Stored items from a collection
/---

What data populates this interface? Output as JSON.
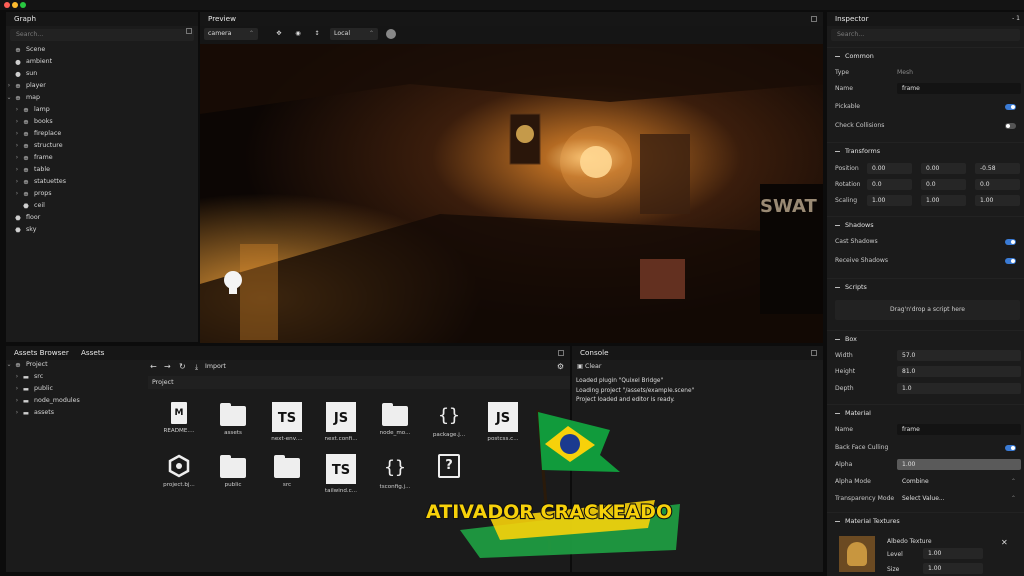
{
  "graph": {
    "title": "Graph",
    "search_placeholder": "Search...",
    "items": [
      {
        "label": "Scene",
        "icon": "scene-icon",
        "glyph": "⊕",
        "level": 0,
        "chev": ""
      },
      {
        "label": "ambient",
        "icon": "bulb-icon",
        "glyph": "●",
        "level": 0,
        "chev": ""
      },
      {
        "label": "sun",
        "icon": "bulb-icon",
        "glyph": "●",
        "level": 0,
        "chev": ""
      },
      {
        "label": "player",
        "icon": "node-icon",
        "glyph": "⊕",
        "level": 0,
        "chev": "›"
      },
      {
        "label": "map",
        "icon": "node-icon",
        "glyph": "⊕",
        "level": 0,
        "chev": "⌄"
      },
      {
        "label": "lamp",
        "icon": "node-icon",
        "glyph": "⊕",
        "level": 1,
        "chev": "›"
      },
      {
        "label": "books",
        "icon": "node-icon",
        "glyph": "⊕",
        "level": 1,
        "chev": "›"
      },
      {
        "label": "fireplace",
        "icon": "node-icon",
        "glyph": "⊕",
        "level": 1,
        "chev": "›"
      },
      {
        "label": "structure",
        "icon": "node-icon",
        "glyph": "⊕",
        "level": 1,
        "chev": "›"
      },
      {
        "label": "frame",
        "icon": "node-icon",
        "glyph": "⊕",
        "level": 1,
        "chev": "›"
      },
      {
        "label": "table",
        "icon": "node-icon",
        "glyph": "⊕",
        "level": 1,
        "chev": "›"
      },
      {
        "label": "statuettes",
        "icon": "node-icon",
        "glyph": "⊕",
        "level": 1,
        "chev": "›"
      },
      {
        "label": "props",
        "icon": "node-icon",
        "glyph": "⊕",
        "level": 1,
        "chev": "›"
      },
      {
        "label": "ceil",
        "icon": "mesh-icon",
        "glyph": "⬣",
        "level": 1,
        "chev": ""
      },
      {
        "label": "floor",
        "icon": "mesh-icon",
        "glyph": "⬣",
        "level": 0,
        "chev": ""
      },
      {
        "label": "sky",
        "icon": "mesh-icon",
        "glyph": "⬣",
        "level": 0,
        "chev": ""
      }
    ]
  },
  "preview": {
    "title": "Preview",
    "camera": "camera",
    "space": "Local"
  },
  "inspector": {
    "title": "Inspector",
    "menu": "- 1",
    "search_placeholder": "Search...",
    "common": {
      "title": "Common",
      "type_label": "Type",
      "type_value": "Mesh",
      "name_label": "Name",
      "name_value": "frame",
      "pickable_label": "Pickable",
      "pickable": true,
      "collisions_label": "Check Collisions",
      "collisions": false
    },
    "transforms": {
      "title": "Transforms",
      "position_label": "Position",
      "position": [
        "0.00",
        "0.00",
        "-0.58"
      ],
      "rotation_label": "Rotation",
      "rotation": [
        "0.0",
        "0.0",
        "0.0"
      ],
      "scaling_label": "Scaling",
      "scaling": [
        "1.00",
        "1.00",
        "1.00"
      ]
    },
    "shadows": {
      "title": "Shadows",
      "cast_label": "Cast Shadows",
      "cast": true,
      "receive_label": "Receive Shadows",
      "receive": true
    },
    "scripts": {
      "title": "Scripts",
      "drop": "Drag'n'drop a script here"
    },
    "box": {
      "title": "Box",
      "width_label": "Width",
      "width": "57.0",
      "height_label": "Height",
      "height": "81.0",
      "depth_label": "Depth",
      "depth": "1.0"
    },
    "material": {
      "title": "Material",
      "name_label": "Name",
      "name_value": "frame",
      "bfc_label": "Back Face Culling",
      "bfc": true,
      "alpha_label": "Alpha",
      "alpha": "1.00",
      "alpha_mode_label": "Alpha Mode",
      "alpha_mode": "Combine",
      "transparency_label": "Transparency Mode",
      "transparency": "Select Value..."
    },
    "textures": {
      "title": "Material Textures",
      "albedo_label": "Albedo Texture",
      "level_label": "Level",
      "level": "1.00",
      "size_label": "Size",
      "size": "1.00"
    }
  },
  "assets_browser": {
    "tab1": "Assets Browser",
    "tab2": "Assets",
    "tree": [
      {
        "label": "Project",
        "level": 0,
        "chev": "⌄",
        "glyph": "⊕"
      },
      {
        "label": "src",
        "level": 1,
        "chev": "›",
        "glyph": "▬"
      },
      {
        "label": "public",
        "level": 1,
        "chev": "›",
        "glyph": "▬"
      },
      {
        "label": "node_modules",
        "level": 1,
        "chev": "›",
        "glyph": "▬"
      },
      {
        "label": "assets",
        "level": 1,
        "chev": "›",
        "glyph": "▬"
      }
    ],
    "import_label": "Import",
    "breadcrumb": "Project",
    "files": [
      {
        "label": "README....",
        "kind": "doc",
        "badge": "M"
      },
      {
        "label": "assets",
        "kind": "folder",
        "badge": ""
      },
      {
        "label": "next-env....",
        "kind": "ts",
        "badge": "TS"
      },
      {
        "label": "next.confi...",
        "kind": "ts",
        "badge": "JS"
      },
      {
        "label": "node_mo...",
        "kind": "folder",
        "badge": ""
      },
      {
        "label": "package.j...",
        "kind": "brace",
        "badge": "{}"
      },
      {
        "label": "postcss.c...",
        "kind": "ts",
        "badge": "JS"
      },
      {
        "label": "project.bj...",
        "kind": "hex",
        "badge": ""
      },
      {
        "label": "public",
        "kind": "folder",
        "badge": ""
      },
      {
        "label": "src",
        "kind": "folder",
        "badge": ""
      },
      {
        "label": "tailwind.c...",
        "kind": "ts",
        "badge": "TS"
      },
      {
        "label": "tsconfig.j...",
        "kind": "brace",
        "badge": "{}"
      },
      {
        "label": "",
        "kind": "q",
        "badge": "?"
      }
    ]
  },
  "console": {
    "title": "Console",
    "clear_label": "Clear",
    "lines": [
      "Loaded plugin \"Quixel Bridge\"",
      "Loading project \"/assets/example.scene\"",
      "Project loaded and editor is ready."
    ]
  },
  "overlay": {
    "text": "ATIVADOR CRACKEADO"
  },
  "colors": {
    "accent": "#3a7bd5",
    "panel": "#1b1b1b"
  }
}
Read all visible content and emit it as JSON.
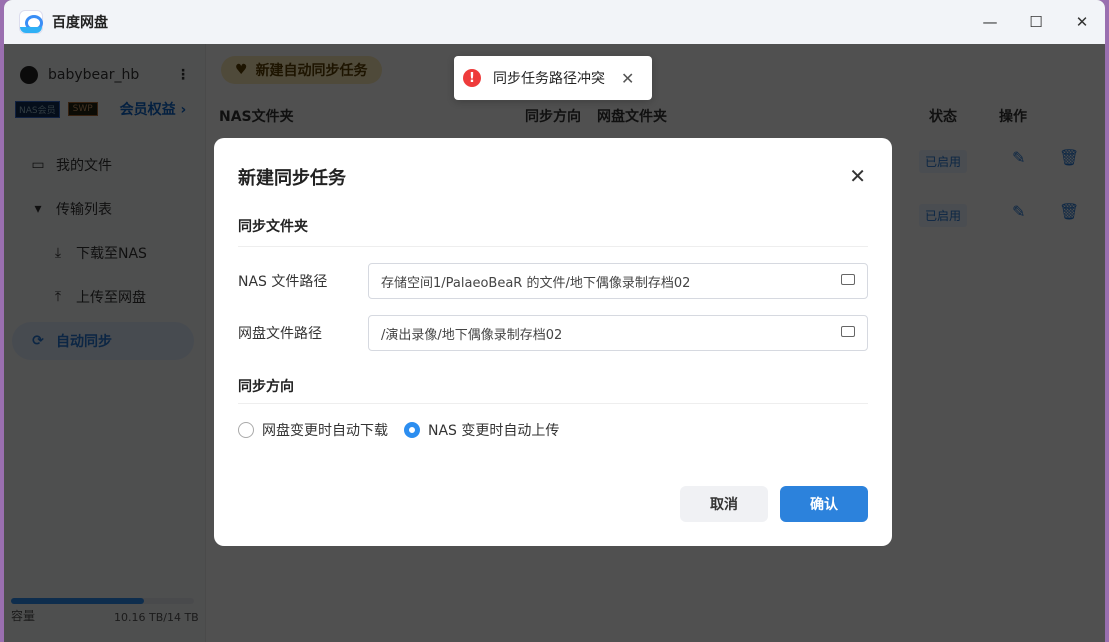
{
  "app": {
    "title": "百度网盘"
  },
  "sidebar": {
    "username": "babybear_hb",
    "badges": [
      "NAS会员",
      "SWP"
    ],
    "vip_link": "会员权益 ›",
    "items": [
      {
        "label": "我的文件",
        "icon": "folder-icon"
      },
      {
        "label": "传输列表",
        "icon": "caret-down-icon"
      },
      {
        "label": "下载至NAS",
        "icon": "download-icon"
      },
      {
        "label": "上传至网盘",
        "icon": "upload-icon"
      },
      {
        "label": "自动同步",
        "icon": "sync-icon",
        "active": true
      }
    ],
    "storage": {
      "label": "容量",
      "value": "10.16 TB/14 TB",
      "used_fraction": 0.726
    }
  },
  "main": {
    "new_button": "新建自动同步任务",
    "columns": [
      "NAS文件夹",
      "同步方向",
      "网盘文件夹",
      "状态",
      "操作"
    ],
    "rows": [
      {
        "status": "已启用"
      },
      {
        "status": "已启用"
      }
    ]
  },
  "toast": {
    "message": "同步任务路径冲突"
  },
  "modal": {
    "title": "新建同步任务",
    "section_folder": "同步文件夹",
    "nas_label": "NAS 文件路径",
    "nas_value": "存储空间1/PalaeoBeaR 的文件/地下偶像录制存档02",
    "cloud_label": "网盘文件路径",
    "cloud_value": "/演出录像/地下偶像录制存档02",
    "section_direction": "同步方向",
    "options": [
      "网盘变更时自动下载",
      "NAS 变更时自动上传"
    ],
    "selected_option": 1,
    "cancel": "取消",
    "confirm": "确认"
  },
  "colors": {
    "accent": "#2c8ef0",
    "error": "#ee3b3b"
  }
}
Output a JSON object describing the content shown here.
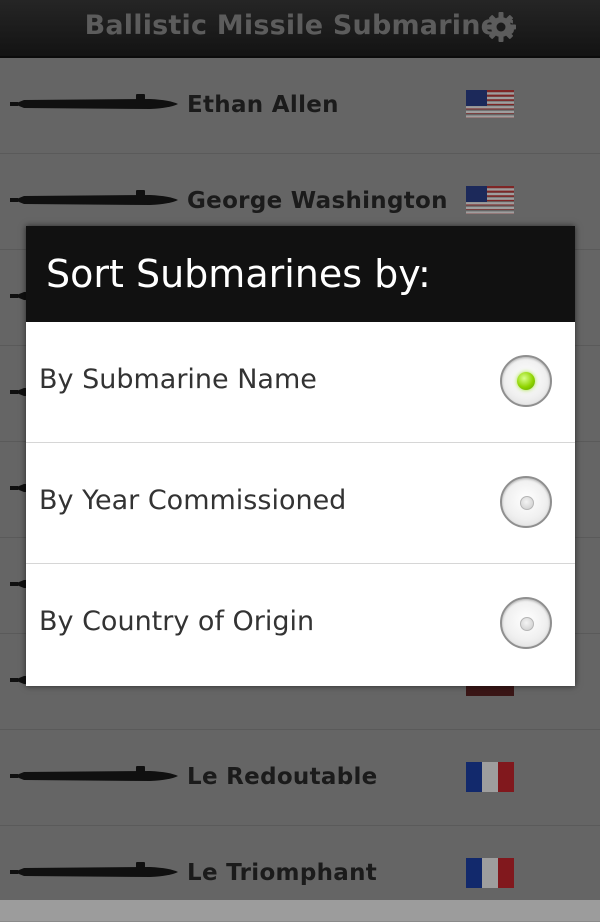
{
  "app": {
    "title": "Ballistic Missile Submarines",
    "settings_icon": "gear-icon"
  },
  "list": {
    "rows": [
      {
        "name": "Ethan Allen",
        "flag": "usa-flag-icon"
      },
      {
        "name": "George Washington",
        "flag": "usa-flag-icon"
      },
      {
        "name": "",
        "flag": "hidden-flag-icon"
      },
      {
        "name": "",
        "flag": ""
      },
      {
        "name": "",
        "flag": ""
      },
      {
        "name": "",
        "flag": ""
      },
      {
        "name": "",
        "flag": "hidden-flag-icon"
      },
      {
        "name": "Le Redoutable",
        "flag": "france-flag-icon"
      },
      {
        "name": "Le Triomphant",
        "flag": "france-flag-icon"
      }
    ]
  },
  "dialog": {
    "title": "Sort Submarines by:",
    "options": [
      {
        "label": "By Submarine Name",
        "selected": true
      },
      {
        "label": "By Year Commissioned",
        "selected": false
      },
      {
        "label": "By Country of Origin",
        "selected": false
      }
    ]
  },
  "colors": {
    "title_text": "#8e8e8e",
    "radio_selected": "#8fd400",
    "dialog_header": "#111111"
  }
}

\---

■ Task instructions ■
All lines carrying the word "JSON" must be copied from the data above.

■ Result of this exercise ■
What data populates this interface? Output as JSON.
Read all visible content and emit it as JSON.
Output a JSON object describing the content shown here.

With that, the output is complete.